Three developmental football teams in El Paso, Texas, have already kicked off their 2016 seasons and two more kick off this Saturday as the El Paso Seminoles take on the Borderland Warriors at Burgess High School at 7 p.m.
The Seminoles finished their pre-season slate with a 6-0 win against the New Mexico Thunder in a controlled scrimmage and a loss to the defending Rio Grande Football League champion Las Cruces Kings. On Saturday, it’s for real as the Noles begin league play in the Minor Professional Football League.
“Just like every other team, we’re building to make sure we can get a championship,” Seminoles owner Gregory Hollinger told DFUSA. “I’m not saying it can’t be this year or that it will be this year. We’re trying to do it one step at a time and one game at a time, making sure we force turnovers and score touchdowns and making sure we come together as a team, but our biggest goal is to win a championship.”
Offensively, the Seminoles have several veterans and weapons they will be leaning on this season. Five-foot-10, 180-pound athlete Jeff TurnBull can play quarterback or wide receiver for El Paso, depending on their gameplan, and 6-foot-1, 200-pound James Brantley and 6-foot-3, 190-pound Brook Anderson look to lead the receiving corps.

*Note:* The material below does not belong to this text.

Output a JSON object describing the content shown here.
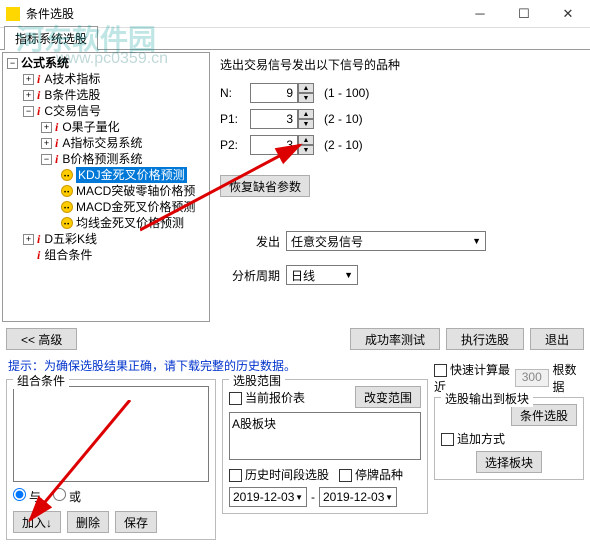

“Offensively we have a multifaceted offense,” Hollinger said. “We can run I, we can run four wide, trips, offset I. There’s a lot of offenses we run. I can’t say exactly what we’re going to run, but I can say we’re going to control the line of scrimmage against the team we’re playing against.
“We have receivers that can catch, running backs that can run the ball and quarterbacks that can sit in the pocket or run, so it just depends on who’s hot and who’s going to make the big play.”

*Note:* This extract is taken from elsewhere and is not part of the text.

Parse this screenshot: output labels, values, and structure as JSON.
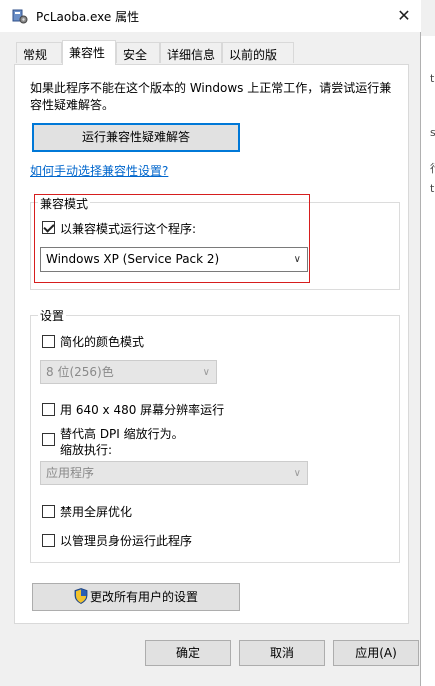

Any good offense starts with a strong offensive line, where the Seminoles are led by newcomers, 6-foot-6, 400-pounder Andrel Owens and former Shaw University offensive lineman Oliver Pazdry.
“(Owens) is going to be one of the leaders on the offensive line,” Hollinger said. “We’ve got multiple offensive linemen that I think are going to do great. (Pazdry) played at Shaw University and then won three national championships with teams in minor professional and the arena leagues.”
Five-foot-9, 230-pound fullback James May and tight end Darrel Jordan also look to be key parts of the Seminoles offense.
“We’ve been around a long time but we have a fairly young team going into the season,” Hollinger said. “Starting this weekend, we hope to come out on top, do everything we know to do, minimize the mistakes and capitalize our turnovers.”
Defensively, 5-foot-9, 220-pound veteran middle linebacker Antwain Dozier returns to call the defense, which should also have a really strong secondary. Among the defensive backs are 5-foot-7, 175-pound safety Chris McNulty, 5-foot-7, 175-pound cornerback Demarques Johnson and 6-foot-1, 185-pound cornerback Dwight Chambers.
“He’s in the Air Force and he’s from Jamaica,” Hollinger said. “He’s a lock-down corner, he had five picks last year which was tied for the team lead.”
On the defensive line, 6-foot, 200-pound Joshua Ortega looks to put pressure on the quarterback from the defensive end position.
“I know one thing we are going to do – we’re going to do everything in our power to get to that championship,” Hollinger said. “Expectations are always high over here with the El Paso Seminoles. Our linebackers have expectations and want so many tackles a game. Defensively, they expect to get seven turnovers a game, interceptions, fumbles, sacks. The offense expects to get at least 21 points per half, put it up and play football and control the line of scrimmage.”
The Seminoles are very involved with the community, helping with anti-bullying and anti-drug campaigns in the school system as well as helping with Secret Santa and even the Valentine’s Dance.
“Community is number one to us,” Hollinger said. “Without the community. the Seminoles don’t thrive. We would have no heart beat.”
One thing the Seminoles take pride in is their hospitality towards their players.
“Nobody on this team pays for anything,” Hollinger said. “We don’t ask the players for anything. My staff and my job try to take care of the players as much as possible. Through adversoty, we got to stick together.”
Last season the Noles finished 5-5, but look to surpass that mark this season.
“Our toughest opponent is probably the West Texas Drillers,” Hollinger said. “We had a lot of goose eggs last year. Nothing bad about any player or any coach, but the hearts. You have to find the true players with the heart and mentality to fulfill the obligation set forth in front of them.”